##### Task data #####

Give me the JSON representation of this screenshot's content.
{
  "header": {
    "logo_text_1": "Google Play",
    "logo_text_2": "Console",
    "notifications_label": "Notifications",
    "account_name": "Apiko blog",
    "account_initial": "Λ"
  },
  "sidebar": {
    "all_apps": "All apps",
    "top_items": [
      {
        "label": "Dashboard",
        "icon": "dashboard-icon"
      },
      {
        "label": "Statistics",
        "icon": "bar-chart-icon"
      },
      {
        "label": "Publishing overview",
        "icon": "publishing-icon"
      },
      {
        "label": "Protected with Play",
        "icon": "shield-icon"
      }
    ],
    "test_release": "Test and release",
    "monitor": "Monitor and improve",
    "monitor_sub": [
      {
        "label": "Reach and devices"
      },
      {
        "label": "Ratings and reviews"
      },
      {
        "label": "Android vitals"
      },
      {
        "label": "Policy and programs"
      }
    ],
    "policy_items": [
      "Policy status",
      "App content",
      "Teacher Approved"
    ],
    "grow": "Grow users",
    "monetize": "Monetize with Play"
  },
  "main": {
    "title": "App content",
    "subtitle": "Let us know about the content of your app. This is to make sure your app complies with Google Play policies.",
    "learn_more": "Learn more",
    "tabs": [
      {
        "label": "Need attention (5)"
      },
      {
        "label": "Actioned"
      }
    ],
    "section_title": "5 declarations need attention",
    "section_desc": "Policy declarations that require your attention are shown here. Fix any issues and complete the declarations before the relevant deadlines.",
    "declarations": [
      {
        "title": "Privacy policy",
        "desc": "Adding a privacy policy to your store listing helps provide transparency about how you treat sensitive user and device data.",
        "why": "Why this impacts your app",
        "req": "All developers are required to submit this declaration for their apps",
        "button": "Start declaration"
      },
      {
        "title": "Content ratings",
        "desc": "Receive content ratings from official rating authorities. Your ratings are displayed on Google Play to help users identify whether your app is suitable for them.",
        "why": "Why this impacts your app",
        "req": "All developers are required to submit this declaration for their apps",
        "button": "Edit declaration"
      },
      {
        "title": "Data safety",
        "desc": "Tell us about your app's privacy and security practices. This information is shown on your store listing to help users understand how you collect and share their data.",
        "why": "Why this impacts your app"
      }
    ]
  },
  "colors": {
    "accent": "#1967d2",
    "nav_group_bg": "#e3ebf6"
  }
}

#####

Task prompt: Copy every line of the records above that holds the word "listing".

The completed task:
        "desc": "Adding a privacy policy to your store listing helps provide transparency about how you treat sensitive user and device data.",
        "desc": "Tell us about your app's privacy and security practices. This information is shown on your store listing to help users understand how you collect and share their data.",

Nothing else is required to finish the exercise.